Wherever the word "Google" occurs in the lines below, copy the whole line.

══ Information given

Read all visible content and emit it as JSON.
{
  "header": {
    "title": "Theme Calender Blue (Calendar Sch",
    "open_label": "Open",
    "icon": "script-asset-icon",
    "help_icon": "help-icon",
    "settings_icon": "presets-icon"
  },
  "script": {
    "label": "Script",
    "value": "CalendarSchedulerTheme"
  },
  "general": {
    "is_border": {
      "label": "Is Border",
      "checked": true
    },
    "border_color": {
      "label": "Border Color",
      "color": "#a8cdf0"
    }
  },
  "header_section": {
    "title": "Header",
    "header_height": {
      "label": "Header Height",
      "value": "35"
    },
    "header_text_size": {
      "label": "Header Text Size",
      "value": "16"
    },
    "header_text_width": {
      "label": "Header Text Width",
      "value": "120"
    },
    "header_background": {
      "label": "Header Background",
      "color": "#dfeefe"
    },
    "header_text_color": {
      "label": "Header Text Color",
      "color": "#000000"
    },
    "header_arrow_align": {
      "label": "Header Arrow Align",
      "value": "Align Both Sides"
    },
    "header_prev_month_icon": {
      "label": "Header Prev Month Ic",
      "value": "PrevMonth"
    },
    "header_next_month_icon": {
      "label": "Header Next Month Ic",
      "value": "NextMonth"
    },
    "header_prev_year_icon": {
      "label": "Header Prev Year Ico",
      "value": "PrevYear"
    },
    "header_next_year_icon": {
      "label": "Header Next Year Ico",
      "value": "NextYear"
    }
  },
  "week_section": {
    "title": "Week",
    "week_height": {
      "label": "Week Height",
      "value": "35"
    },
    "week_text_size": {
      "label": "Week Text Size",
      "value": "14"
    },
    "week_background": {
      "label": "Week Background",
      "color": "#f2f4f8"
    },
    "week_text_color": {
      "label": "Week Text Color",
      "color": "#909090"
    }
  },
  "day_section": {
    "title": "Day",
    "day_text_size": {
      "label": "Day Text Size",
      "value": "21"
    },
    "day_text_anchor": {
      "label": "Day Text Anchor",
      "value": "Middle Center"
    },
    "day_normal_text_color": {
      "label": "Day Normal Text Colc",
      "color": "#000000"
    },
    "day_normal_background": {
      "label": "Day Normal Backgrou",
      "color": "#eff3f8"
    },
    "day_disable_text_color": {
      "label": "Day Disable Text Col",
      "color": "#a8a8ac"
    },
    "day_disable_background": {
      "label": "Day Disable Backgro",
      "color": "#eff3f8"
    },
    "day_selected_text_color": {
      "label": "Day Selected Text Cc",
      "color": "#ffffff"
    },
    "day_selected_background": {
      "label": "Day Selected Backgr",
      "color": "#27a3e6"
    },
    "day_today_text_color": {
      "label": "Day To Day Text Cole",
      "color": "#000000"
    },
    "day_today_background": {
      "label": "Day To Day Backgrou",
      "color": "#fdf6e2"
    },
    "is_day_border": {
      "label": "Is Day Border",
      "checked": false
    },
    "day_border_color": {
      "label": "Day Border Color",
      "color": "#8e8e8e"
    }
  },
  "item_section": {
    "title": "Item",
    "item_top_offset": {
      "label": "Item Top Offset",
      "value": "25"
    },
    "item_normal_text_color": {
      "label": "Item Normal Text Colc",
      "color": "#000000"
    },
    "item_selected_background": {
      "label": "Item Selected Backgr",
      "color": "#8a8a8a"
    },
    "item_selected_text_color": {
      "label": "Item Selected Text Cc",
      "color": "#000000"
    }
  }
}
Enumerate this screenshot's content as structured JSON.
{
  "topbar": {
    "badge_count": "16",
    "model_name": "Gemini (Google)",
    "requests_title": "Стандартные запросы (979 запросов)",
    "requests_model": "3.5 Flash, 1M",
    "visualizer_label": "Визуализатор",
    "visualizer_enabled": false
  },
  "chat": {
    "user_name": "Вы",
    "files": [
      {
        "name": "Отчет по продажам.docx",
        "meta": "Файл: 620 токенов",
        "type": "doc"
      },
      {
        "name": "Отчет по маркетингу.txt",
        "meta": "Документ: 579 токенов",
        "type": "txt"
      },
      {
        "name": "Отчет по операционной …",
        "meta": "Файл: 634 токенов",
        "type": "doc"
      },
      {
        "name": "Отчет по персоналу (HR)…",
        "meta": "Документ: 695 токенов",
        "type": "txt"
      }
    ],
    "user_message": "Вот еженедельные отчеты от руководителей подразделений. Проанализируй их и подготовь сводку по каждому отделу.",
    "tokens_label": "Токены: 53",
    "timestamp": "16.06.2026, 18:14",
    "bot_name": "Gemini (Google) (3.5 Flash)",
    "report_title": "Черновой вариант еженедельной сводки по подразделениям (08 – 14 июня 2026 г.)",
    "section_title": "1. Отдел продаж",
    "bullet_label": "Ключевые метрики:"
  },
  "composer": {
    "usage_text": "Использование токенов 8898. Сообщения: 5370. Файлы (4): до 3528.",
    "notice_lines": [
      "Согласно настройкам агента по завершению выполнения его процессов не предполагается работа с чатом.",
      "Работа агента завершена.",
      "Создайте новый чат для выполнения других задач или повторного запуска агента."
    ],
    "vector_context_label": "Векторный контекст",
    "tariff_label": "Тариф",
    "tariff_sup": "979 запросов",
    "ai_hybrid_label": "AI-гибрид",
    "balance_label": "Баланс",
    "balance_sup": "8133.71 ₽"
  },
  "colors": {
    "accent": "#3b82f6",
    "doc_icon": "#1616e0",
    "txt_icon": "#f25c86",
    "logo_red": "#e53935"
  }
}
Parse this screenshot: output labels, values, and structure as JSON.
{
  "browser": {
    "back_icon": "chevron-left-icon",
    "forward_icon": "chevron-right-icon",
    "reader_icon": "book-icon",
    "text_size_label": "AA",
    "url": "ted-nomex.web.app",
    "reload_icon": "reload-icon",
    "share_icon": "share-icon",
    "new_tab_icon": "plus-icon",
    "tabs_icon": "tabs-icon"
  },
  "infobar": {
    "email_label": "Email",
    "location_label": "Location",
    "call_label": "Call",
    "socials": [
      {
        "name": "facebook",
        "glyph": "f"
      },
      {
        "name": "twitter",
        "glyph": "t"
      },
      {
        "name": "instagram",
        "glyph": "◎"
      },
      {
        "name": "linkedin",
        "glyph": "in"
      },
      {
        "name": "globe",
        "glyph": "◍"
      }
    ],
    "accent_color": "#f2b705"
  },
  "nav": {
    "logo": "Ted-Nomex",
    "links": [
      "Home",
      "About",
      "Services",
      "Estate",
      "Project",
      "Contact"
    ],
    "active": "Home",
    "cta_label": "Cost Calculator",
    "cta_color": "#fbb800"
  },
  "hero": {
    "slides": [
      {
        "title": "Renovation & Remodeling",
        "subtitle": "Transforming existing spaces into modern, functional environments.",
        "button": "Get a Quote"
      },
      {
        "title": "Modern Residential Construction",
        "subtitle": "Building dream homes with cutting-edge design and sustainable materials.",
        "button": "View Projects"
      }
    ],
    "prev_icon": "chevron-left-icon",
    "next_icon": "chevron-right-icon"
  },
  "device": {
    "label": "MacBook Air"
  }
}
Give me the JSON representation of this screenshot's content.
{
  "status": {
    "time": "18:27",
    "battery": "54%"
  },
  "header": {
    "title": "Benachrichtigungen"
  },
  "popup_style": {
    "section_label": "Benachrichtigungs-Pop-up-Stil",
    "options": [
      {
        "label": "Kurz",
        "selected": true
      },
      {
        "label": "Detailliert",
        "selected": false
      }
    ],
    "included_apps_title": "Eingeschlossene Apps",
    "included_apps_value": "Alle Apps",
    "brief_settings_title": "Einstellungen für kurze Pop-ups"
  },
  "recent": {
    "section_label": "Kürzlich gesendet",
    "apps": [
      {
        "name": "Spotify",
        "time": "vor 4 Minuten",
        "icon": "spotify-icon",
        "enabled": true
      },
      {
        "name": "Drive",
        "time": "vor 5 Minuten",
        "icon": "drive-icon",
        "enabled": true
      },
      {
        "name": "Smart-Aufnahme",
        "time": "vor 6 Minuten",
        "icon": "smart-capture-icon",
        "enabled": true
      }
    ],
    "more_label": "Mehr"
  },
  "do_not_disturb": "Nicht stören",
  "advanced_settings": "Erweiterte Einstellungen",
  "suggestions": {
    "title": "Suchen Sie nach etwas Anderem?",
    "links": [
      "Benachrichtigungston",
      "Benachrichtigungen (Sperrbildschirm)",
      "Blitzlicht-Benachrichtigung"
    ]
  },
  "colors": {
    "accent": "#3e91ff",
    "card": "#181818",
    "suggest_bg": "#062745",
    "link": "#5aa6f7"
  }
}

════

_The answer_.
    "model_name": "Gemini (Google)",
    "bot_name": "Gemini (Google) (3.5 Flash)",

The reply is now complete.